FYI: U.S. stock index futures were slightly higher Monday morning.
At around 04:45 a.m. ET, Dow futures rose 68 points, indicating a positive open of more than 81 points. Futures on the S&P and Nasdaq were both seen marginally higher.
Market focus is largely attuned to global trade developments, as investors continue to closely monitor a long-running dispute between the world’s two largest economies.
U.S. national security advisor Robert O’Brien said on Saturday that a so-called “phase one” trade deal with China could happen before the end of the year. However, he also cautioned President Donald Trump would not ignore ongoing protests in Hong Kong
Global stocks rose Monday after China said it would step up intellectual property protection and enforcement, a move that investors hope may address one of the key concerns for U.S. negotiators on the trade deal.
China’s government called for speeding up the introduction on penalties and punitive action for infringement of patents and copyrights in a document released Sunday.
That step has cheered markets as better protection of intellectual property rights is among a host of issues that are being negotiated between the world’s two largest economies. The U.S. has indicated it wants clearer assurances that China will follow through on the commitments it has made on the issue, and on others such as agricultural purchases, before negotiators will travel to Beijing for a new round of talks for a “phase one” trade deal.
The optimism about prospects for the trade talks boosted markets’ appetite for riskier assets, and sapped demand for assets that are normally considered haven investments. The yield on the 10-year German bund rose to minus 0.348%, from minus 0.358% Friday, while the rate on 10-year U.S. Treasurys rose to 1.789%, from 1.772% Friday. Gold prices fell 0.3%.

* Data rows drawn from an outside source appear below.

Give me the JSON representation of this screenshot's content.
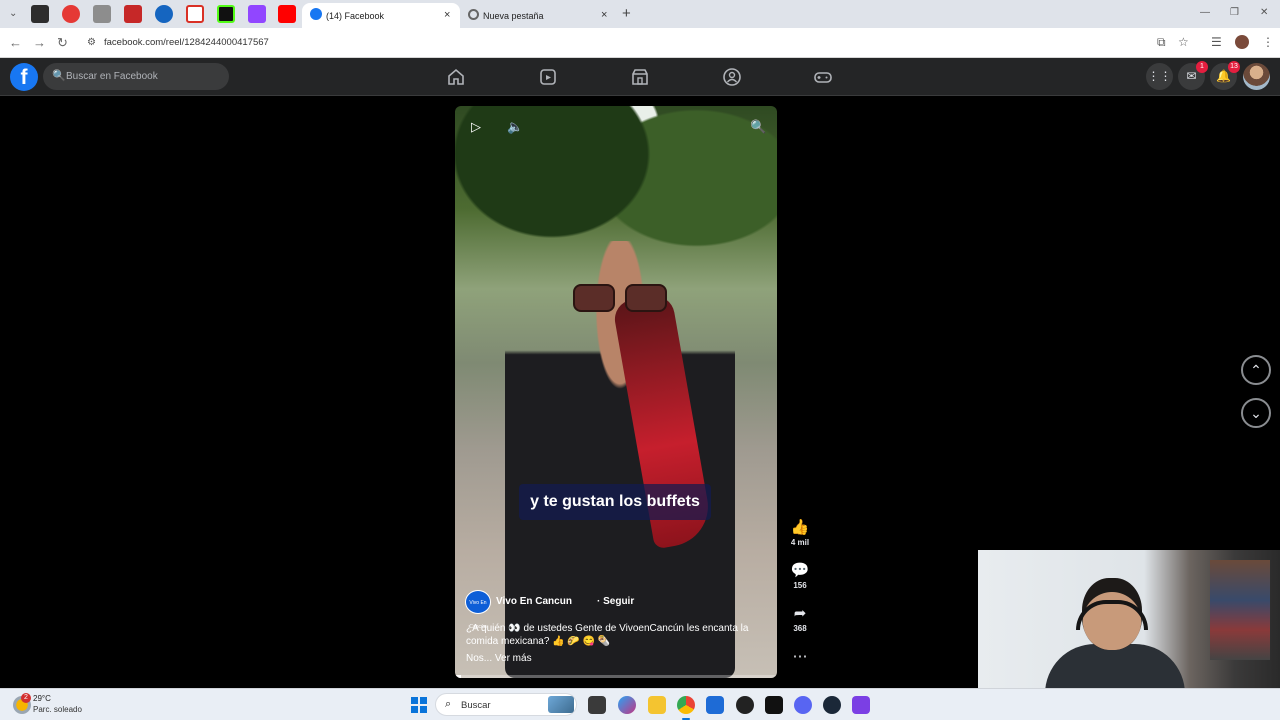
{
  "browser": {
    "tabs": [
      {
        "title": "(14) Facebook",
        "active": true
      },
      {
        "title": "Nueva pestaña",
        "active": false
      }
    ],
    "close_glyph": "×",
    "new_tab_glyph": "+",
    "url": "facebook.com/reel/1284244000417567"
  },
  "facebook": {
    "logo": "f",
    "search_placeholder": "Buscar en Facebook",
    "nav_icons": [
      "home-icon",
      "reels-icon",
      "marketplace-icon",
      "groups-icon",
      "gaming-icon"
    ],
    "messenger_badge": "1",
    "notifications_badge": "13"
  },
  "reel": {
    "caption": "y te gustan los buffets",
    "page_avatar_text": "Vivo En Cancún",
    "page_name": "Vivo En Cancun",
    "follow_label": "· Seguir",
    "description": "¿A quién 👀 de ustedes Gente de VivoenCancún les encanta la comida mexicana? 👍 🌮 😋 🌯",
    "see_more": "Nos... Ver más",
    "progress": 0.02,
    "actions": {
      "likes": "4 mil",
      "comments": "156",
      "shares": "368"
    }
  },
  "taskbar": {
    "weather_temp": "29°C",
    "weather_desc": "Parc. soleado",
    "weather_badge": "2",
    "search_label": "Buscar"
  },
  "colors": {
    "fb_blue": "#1877f2",
    "fb_header": "#242526",
    "badge_red": "#e41e3f"
  }
}
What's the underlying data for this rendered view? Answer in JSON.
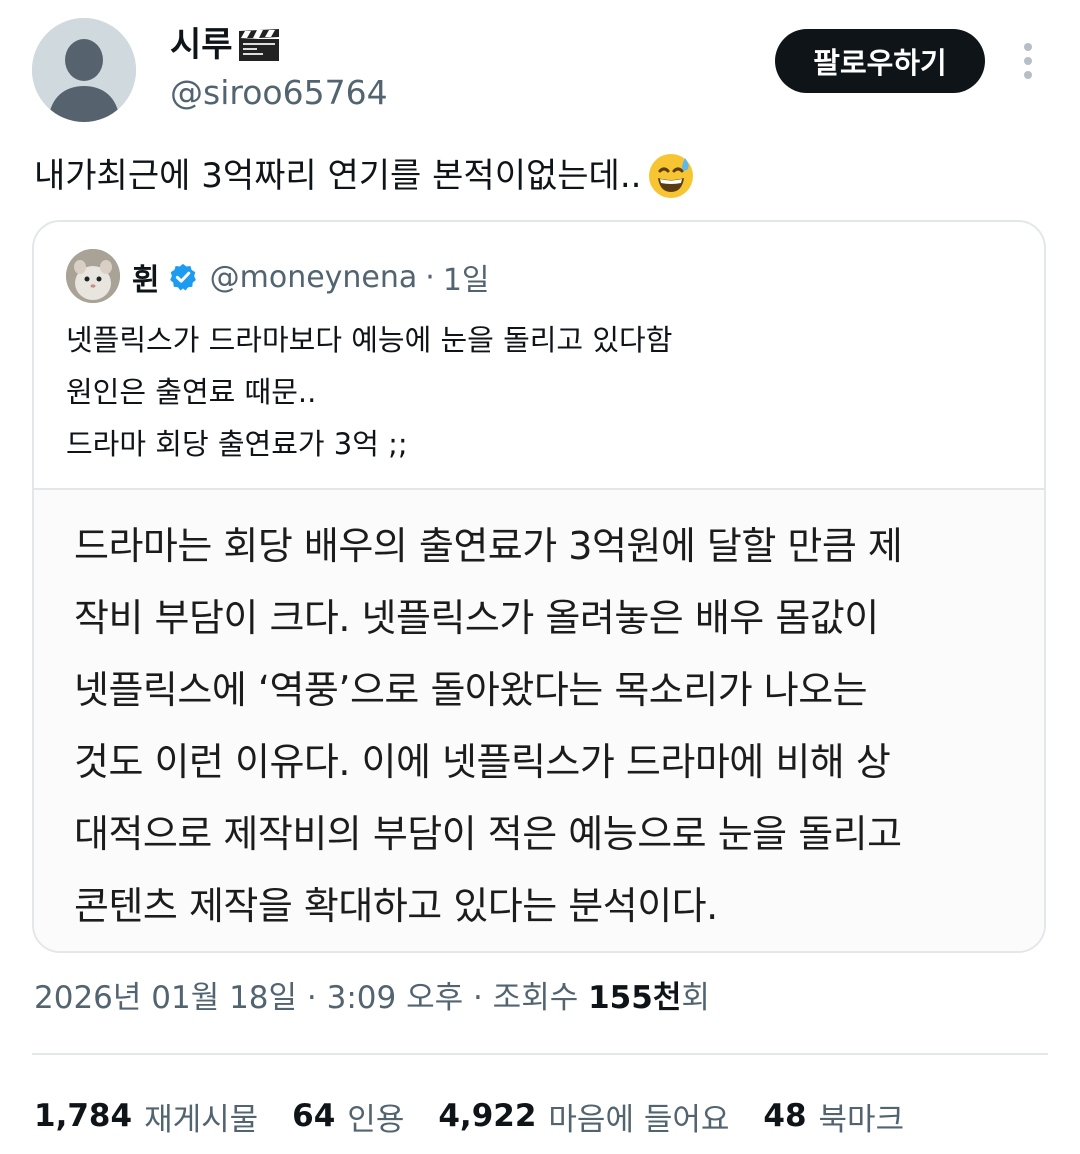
{
  "author": {
    "display_name": "시루",
    "display_name_emoji": "clapperboard-emoji",
    "handle": "@siroo65764"
  },
  "actions": {
    "follow_label": "팔로우하기",
    "more_icon": "more-vertical-icon"
  },
  "tweet": {
    "text": "내가최근에 3억짜리 연기를 본적이없는데..",
    "emoji": "sweat-smile-emoji"
  },
  "quoted": {
    "name": "휜",
    "verified_icon": "verified-badge-icon",
    "verified_color": "#1d9bf0",
    "handle": "@moneynena",
    "separator": "·",
    "time": "1일",
    "lines": [
      "넷플릭스가 드라마보다 예능에 눈을 돌리고 있다함",
      "원인은 출연료 때문..",
      "드라마 회당 출연료가 3억 ;;"
    ],
    "image_lines": [
      "드라마는 회당 배우의 출연료가 3억원에 달할 만큼 제",
      "작비 부담이 크다. 넷플릭스가 올려놓은 배우 몸값이",
      "넷플릭스에 ‘역풍’으로 돌아왔다는 목소리가 나오는",
      "것도 이런 이유다. 이에 넷플릭스가 드라마에 비해 상",
      "대적으로 제작비의 부담이 적은 예능으로 눈을 돌리고",
      "콘텐츠 제작을 확대하고 있다는 분석이다."
    ]
  },
  "meta": {
    "datetime": "2026년 01월 18일 · 3:09 오후 · 조회수 ",
    "views": "155천",
    "views_suffix": "회"
  },
  "stats": [
    {
      "num": "1,784",
      "label": "재게시물"
    },
    {
      "num": "64",
      "label": "인용"
    },
    {
      "num": "4,922",
      "label": "마음에 들어요"
    },
    {
      "num": "48",
      "label": "북마크"
    }
  ],
  "colors": {
    "text": "#0f1419",
    "secondary": "#536471",
    "border": "#e3e7ea",
    "button_bg": "#0f1419"
  }
}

Over in the U.K., the pound rose 0.4% against the U.S. dollar as the Conservative Party maintained its lead in weekend opinion polls after unveiling its manifesto for the Dec. 12 general elections. Prime Minister Boris Johnson on Sunday made a series of spending pledges and ruled out increases in income tax.